Tuesday, March 14, 2017

"A 'truth' that will not debate is a truth that deserves to lose"

Stephen Carter is a professor of law at Yale. Here he explains the ideological rationale for campus intolerance. He calls those who refuse to permit speech they dislike "downshouters." Carter:
.... Students who try to shut down debate are not junior Nazis or proto-Stalins. If they were, I would be content to say that their antics will wind up on the proverbial ash heap of history. Alas, the downshouters represent something more insidious. They are, I am sorry to say, Marcusians. A half-century-old contagion has returned.

The German-born Herbert Marcuse was a brilliant and controversial philosopher whose writing became almost a sacred text for new-left intellectuals of the 1960s and 1970s. Nowadays, his best-known work is the essay “Repressive Tolerance.” There he sets out the argument that the downshouters are putting into practice.

For Marcuse, the fact that liberal democracies made tolerance an absolute virtue posed a problem. If society includes two groups, one powerful and one weak, then tolerating the ideas of both will mean that the voice and influence of the strong will always be greater. ....

.... The only way to build a “subversive majority,” he writes, is to refuse to give ear to those on the wrong side. ....

Opening the minds of the majority by pressing one message and burdening another “may require apparently undemocratic means.” But the forces of power are so entrenched that to do otherwise — to tolerate the intolerable — is to leave authority in the hands of those who will deny equality to the workers and to minorities. That is why tolerance, unless it discriminates, will always be repressive. ....

Today’s campus downshouters, whether they have read Marcuse or not, have plainly undertaken his project. Probably they believe that their protests will genuinely hasten a better world. They are mistaken. Their theory possesses the same weakness as his. They presume to know the truth, to know it with such certainty that they are comfortable — indeed enthusiastic — at the notion of shutting down debate on the propositions they hold dear. Marcuse, as I said, was a brilliant philosopher, but on this question he was simply wrong. My own old-fashioned view is that a “truth” that will not debate is a truth that deserves to lose. ....

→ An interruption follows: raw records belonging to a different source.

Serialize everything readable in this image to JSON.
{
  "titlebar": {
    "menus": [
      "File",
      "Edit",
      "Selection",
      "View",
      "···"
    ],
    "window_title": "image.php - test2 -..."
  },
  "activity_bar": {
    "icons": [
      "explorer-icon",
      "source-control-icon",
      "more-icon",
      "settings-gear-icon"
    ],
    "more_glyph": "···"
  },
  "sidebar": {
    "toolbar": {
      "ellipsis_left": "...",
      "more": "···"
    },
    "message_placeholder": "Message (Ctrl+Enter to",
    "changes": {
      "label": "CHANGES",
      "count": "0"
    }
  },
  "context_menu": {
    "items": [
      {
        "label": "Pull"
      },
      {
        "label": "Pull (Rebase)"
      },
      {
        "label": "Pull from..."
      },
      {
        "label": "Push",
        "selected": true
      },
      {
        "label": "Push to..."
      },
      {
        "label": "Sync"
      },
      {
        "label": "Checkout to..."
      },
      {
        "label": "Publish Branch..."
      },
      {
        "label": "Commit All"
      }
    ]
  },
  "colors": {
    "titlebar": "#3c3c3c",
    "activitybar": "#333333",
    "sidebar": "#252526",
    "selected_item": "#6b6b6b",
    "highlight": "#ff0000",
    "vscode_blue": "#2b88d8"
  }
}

.... The downshouters will go on behaving deplorably, and reminding the rest of us that the true harbinger of an authoritarian future lives not in the White House but in the groves of academe. [more]